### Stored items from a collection
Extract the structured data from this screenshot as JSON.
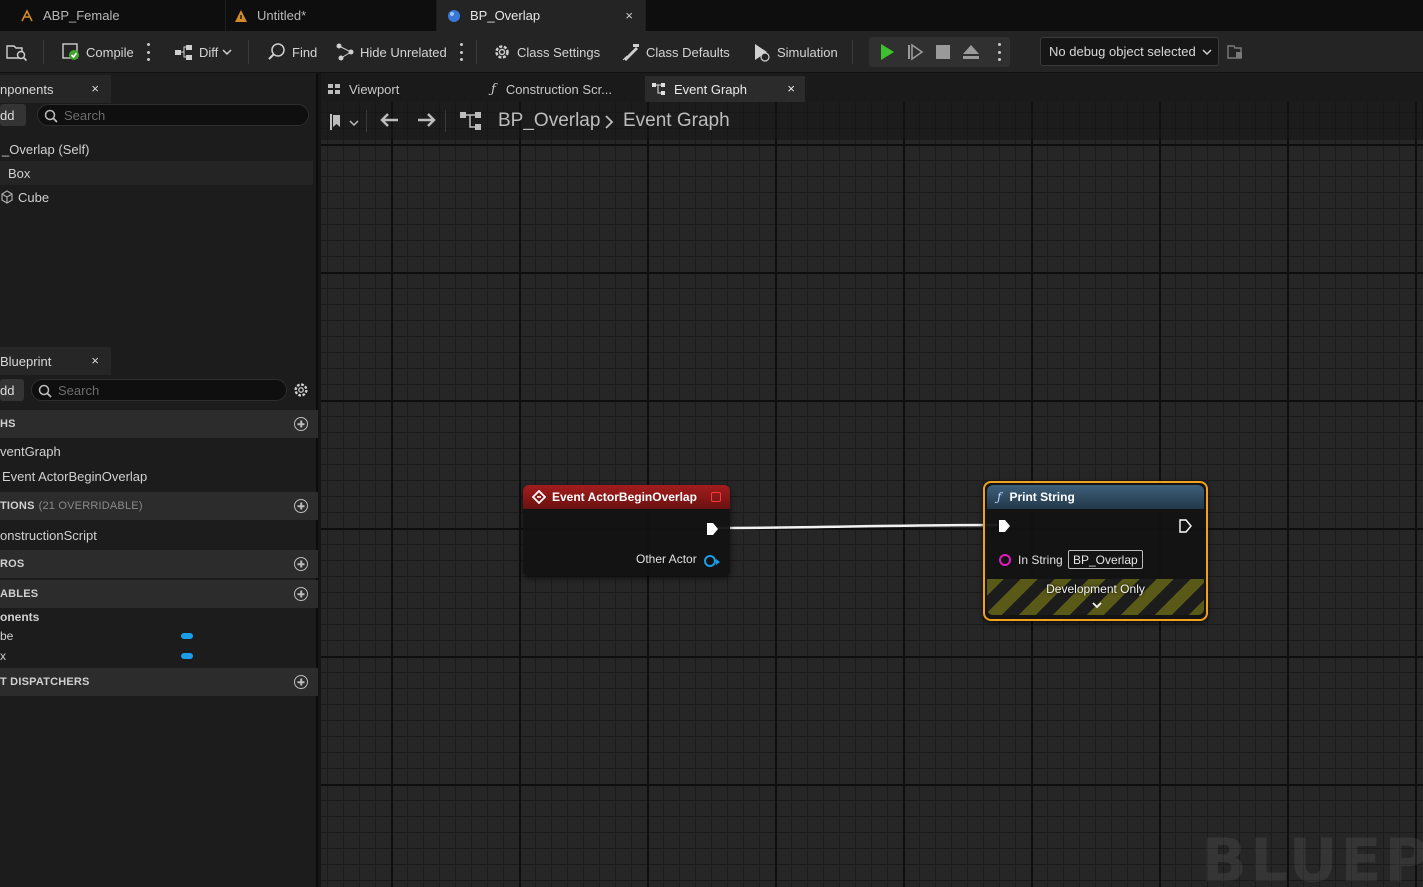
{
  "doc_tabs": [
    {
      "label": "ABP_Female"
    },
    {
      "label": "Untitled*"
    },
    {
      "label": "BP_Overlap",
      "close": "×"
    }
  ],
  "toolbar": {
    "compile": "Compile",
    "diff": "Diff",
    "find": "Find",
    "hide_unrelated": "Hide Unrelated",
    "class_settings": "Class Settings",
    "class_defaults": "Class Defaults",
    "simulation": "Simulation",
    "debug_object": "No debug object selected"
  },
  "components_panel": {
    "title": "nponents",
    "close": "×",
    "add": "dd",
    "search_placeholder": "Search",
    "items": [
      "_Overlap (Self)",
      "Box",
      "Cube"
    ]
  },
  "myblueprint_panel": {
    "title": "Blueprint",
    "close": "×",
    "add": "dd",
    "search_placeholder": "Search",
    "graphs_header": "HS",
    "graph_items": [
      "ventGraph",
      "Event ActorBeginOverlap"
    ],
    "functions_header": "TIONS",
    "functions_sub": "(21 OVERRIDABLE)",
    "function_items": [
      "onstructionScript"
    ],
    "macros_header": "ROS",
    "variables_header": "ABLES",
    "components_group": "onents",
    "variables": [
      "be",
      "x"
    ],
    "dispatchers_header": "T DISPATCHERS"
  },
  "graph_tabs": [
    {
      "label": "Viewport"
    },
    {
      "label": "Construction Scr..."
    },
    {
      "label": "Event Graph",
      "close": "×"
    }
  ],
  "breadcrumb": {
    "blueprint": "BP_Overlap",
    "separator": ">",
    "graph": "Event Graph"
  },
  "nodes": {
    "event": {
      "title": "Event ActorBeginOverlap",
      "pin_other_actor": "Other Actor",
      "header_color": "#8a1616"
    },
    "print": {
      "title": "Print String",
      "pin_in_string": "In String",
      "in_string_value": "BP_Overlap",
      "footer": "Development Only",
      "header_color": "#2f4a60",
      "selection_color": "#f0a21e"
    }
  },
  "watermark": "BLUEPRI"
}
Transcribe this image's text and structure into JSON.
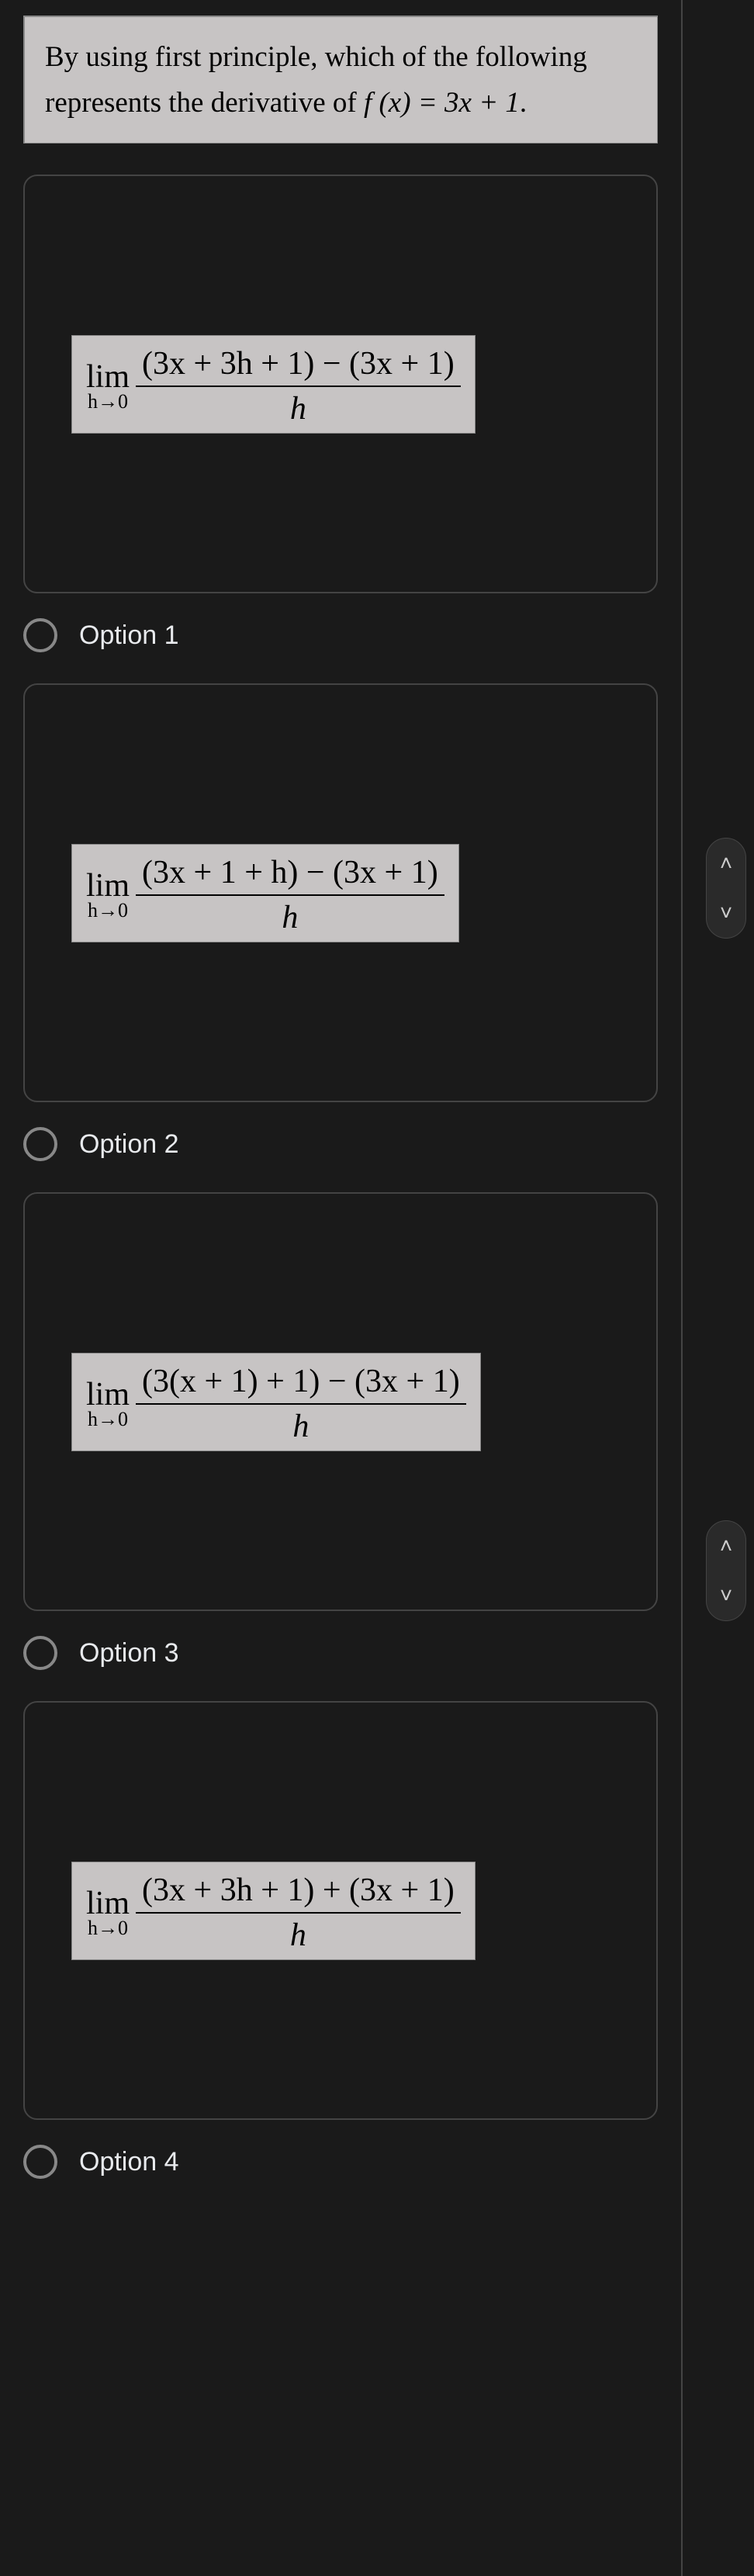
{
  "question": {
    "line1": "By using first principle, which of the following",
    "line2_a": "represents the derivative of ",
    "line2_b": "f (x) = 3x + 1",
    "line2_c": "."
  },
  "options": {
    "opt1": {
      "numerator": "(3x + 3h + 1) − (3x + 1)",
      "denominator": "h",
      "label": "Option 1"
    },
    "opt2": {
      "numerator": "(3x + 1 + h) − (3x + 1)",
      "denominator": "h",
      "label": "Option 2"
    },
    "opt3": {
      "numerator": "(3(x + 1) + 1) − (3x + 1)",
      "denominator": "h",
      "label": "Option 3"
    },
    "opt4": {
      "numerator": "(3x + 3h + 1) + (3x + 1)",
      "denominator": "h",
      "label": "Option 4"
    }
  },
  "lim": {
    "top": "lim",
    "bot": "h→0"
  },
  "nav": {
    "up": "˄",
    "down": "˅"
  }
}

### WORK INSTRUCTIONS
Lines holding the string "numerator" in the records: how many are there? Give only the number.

### RESULT
4